> [TASK GOAL] Every entry needs to appear again exactly as written below.

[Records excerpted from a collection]
_ _ _

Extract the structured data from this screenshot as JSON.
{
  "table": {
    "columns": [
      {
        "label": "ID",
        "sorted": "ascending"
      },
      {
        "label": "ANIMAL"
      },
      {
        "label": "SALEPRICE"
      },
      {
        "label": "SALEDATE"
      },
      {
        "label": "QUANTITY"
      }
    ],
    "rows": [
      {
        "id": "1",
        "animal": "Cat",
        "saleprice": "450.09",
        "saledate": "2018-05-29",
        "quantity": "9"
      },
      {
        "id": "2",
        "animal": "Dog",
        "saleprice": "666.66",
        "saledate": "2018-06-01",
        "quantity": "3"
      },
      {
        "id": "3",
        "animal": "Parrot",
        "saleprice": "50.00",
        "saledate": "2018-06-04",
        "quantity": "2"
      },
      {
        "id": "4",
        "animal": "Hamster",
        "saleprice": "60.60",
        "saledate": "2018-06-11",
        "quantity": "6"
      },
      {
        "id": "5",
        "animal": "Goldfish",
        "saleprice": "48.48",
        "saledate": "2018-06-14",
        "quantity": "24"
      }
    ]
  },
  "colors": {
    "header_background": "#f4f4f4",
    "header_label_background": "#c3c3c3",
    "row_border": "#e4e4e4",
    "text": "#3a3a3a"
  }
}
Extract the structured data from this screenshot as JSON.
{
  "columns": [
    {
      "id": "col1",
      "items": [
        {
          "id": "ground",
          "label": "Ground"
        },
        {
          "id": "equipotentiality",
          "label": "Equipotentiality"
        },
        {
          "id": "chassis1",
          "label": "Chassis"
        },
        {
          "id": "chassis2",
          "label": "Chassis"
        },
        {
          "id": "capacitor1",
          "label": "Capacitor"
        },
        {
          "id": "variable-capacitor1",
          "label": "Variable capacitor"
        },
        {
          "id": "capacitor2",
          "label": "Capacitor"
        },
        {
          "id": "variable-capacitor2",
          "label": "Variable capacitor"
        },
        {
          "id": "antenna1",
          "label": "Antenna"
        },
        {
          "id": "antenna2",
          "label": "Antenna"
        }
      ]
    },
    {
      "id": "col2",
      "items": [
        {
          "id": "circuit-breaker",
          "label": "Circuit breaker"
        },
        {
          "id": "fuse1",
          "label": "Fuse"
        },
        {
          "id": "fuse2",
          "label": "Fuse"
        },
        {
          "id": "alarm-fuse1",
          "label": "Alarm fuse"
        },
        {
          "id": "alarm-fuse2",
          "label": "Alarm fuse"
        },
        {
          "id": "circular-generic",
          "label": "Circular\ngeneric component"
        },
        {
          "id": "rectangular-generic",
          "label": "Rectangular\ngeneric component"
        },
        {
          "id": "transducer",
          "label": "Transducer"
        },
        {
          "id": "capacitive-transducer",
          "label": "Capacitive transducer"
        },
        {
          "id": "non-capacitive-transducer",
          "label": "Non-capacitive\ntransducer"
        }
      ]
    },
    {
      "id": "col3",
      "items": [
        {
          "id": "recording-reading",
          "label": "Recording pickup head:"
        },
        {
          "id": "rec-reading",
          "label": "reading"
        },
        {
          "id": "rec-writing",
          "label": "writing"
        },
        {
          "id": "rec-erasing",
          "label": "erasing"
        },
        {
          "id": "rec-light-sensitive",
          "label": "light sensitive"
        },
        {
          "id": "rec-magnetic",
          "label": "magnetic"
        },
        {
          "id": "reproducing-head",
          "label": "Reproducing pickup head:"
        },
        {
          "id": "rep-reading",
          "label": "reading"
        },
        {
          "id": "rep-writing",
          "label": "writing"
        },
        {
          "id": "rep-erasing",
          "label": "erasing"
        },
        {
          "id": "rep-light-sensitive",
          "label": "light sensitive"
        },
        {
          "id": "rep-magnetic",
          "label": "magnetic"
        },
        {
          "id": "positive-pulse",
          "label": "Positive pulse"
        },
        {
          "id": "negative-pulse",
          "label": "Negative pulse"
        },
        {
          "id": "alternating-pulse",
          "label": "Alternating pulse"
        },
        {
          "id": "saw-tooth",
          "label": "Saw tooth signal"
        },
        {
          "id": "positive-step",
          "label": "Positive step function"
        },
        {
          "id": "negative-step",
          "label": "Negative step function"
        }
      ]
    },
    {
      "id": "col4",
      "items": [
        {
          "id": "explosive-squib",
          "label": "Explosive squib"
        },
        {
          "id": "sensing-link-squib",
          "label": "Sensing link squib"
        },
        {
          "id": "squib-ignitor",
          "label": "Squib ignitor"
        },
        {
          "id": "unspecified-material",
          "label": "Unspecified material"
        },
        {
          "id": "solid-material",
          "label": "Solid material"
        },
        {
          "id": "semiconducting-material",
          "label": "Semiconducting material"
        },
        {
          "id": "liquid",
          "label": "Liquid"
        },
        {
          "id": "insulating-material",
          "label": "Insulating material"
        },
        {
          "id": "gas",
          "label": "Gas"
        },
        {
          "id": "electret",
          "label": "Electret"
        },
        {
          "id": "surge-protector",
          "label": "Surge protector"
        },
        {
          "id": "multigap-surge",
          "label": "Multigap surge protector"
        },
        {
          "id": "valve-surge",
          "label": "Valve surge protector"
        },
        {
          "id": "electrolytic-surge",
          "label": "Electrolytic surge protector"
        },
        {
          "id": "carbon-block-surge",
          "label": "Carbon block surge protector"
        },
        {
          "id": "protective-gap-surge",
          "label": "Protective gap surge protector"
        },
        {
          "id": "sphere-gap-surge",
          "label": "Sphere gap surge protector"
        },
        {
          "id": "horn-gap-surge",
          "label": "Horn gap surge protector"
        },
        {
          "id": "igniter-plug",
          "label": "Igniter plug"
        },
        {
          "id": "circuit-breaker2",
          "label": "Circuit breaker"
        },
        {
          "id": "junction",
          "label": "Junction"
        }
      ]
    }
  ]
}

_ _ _

> [RESPONSE FOR THIS EXERCISE]
Extract the structured data from this screenshot as JSON.
{
  "table": {
    "columns": [
      {
        "label": "ID",
        "sorted": "ascending"
      },
      {
        "label": "ANIMAL"
      },
      {
        "label": "SALEPRICE"
      },
      {
        "label": "SALEDATE"
      },
      {
        "label": "QUANTITY"
      }
    ],
    "rows": [
      {
        "id": "1",
        "animal": "Cat",
        "saleprice": "450.09",
        "saledate": "2018-05-29",
        "quantity": "9"
      },
      {
        "id": "2",
        "animal": "Dog",
        "saleprice": "666.66",
        "saledate": "2018-06-01",
        "quantity": "3"
      },
      {
        "id": "3",
        "animal": "Parrot",
        "saleprice": "50.00",
        "saledate": "2018-06-04",
        "quantity": "2"
      },
      {
        "id": "4",
        "animal": "Hamster",
        "saleprice": "60.60",
        "saledate": "2018-06-11",
        "quantity": "6"
      },
      {
        "id": "5",
        "animal": "Goldfish",
        "saleprice": "48.48",
        "saledate": "2018-06-14",
        "quantity": "24"
      }
    ]
  },
  "colors": {
    "header_background": "#f4f4f4",
    "header_label_background": "#c3c3c3",
    "row_border": "#e4e4e4",
    "text": "#3a3a3a"
  }
}
Extract the structured data from this screenshot as JSON.
{
  "columns": [
    {
      "id": "col1",
      "items": [
        {
          "id": "ground",
          "label": "Ground"
        },
        {
          "id": "equipotentiality",
          "label": "Equipotentiality"
        },
        {
          "id": "chassis1",
          "label": "Chassis"
        },
        {
          "id": "chassis2",
          "label": "Chassis"
        },
        {
          "id": "capacitor1",
          "label": "Capacitor"
        },
        {
          "id": "variable-capacitor1",
          "label": "Variable capacitor"
        },
        {
          "id": "capacitor2",
          "label": "Capacitor"
        },
        {
          "id": "variable-capacitor2",
          "label": "Variable capacitor"
        },
        {
          "id": "antenna1",
          "label": "Antenna"
        },
        {
          "id": "antenna2",
          "label": "Antenna"
        }
      ]
    },
    {
      "id": "col2",
      "items": [
        {
          "id": "circuit-breaker",
          "label": "Circuit breaker"
        },
        {
          "id": "fuse1",
          "label": "Fuse"
        },
        {
          "id": "fuse2",
          "label": "Fuse"
        },
        {
          "id": "alarm-fuse1",
          "label": "Alarm fuse"
        },
        {
          "id": "alarm-fuse2",
          "label": "Alarm fuse"
        },
        {
          "id": "circular-generic",
          "label": "Circular\ngeneric component"
        },
        {
          "id": "rectangular-generic",
          "label": "Rectangular\ngeneric component"
        },
        {
          "id": "transducer",
          "label": "Transducer"
        },
        {
          "id": "capacitive-transducer",
          "label": "Capacitive transducer"
        },
        {
          "id": "non-capacitive-transducer",
          "label": "Non-capacitive\ntransducer"
        }
      ]
    },
    {
      "id": "col3",
      "items": [
        {
          "id": "recording-reading",
          "label": "Recording pickup head:"
        },
        {
          "id": "rec-reading",
          "label": "reading"
        },
        {
          "id": "rec-writing",
          "label": "writing"
        },
        {
          "id": "rec-erasing",
          "label": "erasing"
        },
        {
          "id": "rec-light-sensitive",
          "label": "light sensitive"
        },
        {
          "id": "rec-magnetic",
          "label": "magnetic"
        },
        {
          "id": "reproducing-head",
          "label": "Reproducing pickup head:"
        },
        {
          "id": "rep-reading",
          "label": "reading"
        },
        {
          "id": "rep-writing",
          "label": "writing"
        },
        {
          "id": "rep-erasing",
          "label": "erasing"
        },
        {
          "id": "rep-light-sensitive",
          "label": "light sensitive"
        },
        {
          "id": "rep-magnetic",
          "label": "magnetic"
        },
        {
          "id": "positive-pulse",
          "label": "Positive pulse"
        },
        {
          "id": "negative-pulse",
          "label": "Negative pulse"
        },
        {
          "id": "alternating-pulse",
          "label": "Alternating pulse"
        },
        {
          "id": "saw-tooth",
          "label": "Saw tooth signal"
        },
        {
          "id": "positive-step",
          "label": "Positive step function"
        },
        {
          "id": "negative-step",
          "label": "Negative step function"
        }
      ]
    },
    {
      "id": "col4",
      "items": [
        {
          "id": "explosive-squib",
          "label": "Explosive squib"
        },
        {
          "id": "sensing-link-squib",
          "label": "Sensing link squib"
        },
        {
          "id": "squib-ignitor",
          "label": "Squib ignitor"
        },
        {
          "id": "unspecified-material",
          "label": "Unspecified material"
        },
        {
          "id": "solid-material",
          "label": "Solid material"
        },
        {
          "id": "semiconducting-material",
          "label": "Semiconducting material"
        },
        {
          "id": "liquid",
          "label": "Liquid"
        },
        {
          "id": "insulating-material",
          "label": "Insulating material"
        },
        {
          "id": "gas",
          "label": "Gas"
        },
        {
          "id": "electret",
          "label": "Electret"
        },
        {
          "id": "surge-protector",
          "label": "Surge protector"
        },
        {
          "id": "multigap-surge",
          "label": "Multigap surge protector"
        },
        {
          "id": "valve-surge",
          "label": "Valve surge protector"
        },
        {
          "id": "electrolytic-surge",
          "label": "Electrolytic surge protector"
        },
        {
          "id": "carbon-block-surge",
          "label": "Carbon block surge protector"
        },
        {
          "id": "protective-gap-surge",
          "label": "Protective gap surge protector"
        },
        {
          "id": "sphere-gap-surge",
          "label": "Sphere gap surge protector"
        },
        {
          "id": "horn-gap-surge",
          "label": "Horn gap surge protector"
        },
        {
          "id": "igniter-plug",
          "label": "Igniter plug"
        },
        {
          "id": "circuit-breaker2",
          "label": "Circuit breaker"
        },
        {
          "id": "junction",
          "label": "Junction"
        }
      ]
    }
  ]
}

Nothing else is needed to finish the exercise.